On June 29, 2010 the Center for Global Development hosted a lively discussion led by Jessica Cohen, Harvard School of Public Health and Brookings Institution, on the implications of increased access to Rapid Diagnostic Tests (RDTs) on malaria treatment (in the form of Artemisinin Combination Therapies, or ACTs) uptake in western Kenya. In a presentation of a recent study entitled Diagnostic Tests and Demand for Malaria Control: Evidence from a Randomized Control Trial, Cohen began by highlighting existing challenges to malaria control, including limited treatment options, high costs of medication, lack of human resources in the drug retail sector, and the spread of anti-malarial resistance due to overtreatment. She went on to explore the effect of subsidized RDT on the tendency for individuals to purchase ACTs (in other words, whether or not having a clear diagnosis increases the likelihood that a customer will go on to purchase malarial treatment), and the capacity for RDTs to effectively target malaria-positive individuals. Cohen revealed several key findings, including the fact that less than 40 percent of individuals over age 9 for whom subsidized ACTs are purchased actually test positive for malaria (implying that subsidies for treatment may increase inappropriate use of treatment and potentially increase the likelihood of resistance), and that while reducing the price of ACT increases utilization of the drug, it also reduces the proportion of malaria-positive individuals among ACT users. Cohen and her colleagues also found that although willingness to utilize RTDs was generally high in this study, RDT results were not a significant predictor of subsequent uptake of treatment, as the majority (60 percent) of RDT-negative patients decided to purchase ACTs despite their diagnosis. Of great interest, Cohen explained, is the need to understand why a negative RDT result failed to discourage patients from purchasing treatment—and is a topic for further research.

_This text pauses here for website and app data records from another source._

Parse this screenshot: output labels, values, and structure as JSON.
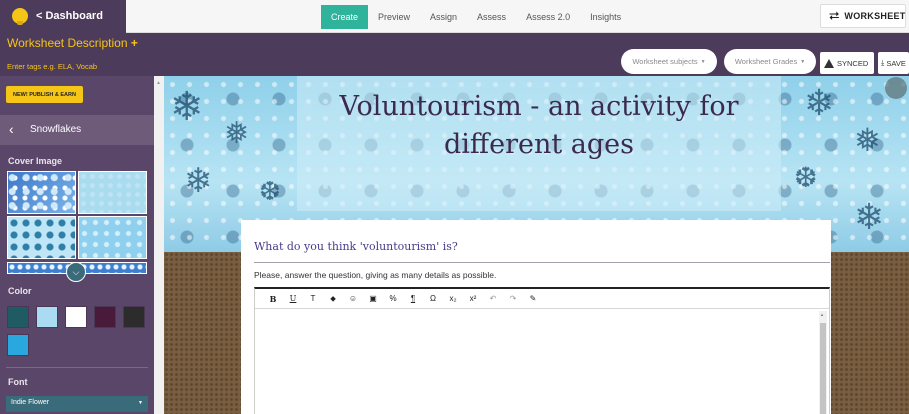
{
  "topbar": {
    "dashboard_label": "< Dashboard",
    "tabs": [
      {
        "label": "Create"
      },
      {
        "label": "Preview"
      },
      {
        "label": "Assign"
      },
      {
        "label": "Assess"
      },
      {
        "label": "Assess 2.0"
      },
      {
        "label": "Insights"
      }
    ],
    "worksheet_label": "WORKSHEET",
    "active_tab_color": "#2fb39b"
  },
  "header": {
    "description_label": "Worksheet Description",
    "description_plus": "+",
    "tags_placeholder": "Enter tags e.g. ELA, Vocab",
    "subjects_label": "Worksheet subjects",
    "grades_label": "Worksheet Grades",
    "synced_label": "SYNCED",
    "save_label": "SAVE"
  },
  "sidebar": {
    "publish_label": "NEW! PUBLISH & EARN",
    "theme_name": "Snowflakes",
    "cover_image_label": "Cover Image",
    "color_label": "Color",
    "font_label": "Font",
    "font_value": "Indie Flower",
    "swatches": [
      "#1f5b63",
      "#a9dcf3",
      "#ffffff",
      "#4a1a3a",
      "#2c2c2c",
      "#2aa7dc"
    ]
  },
  "worksheet": {
    "title_line1": "Voluntourism - an activity for",
    "title_line2": "different ages",
    "question": "What do you think 'voluntourism' is?",
    "instructions": "Please, answer the question, giving as many details as possible.",
    "toolbar": [
      "B",
      "U",
      "T",
      "⬥",
      "☺",
      "▣",
      "%",
      "¶",
      "Ω",
      "x₂",
      "x²",
      "↶",
      "↷",
      "✎"
    ]
  },
  "colors": {
    "brand_purple": "#4d3b5c",
    "sidebar_purple": "#5a4668",
    "accent_yellow": "#f5c518"
  }
}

The event was moderated by CGD senior fellow Mead Over. Discussant Rachel Nugent, CGD’s deputy director of global health and chair of the Drug Resistance Working Group, highlighted the importance of understanding how increased access to RDTs can be accompanied by efforts to improve adherence to RDT diagnostics, as well as changes to provider and patient behavior, to reduce waste and the likelihood of mistreatment.
Access Cohen's slides (pdf, 798K).
Access Cohen's paper (pdf, 634K).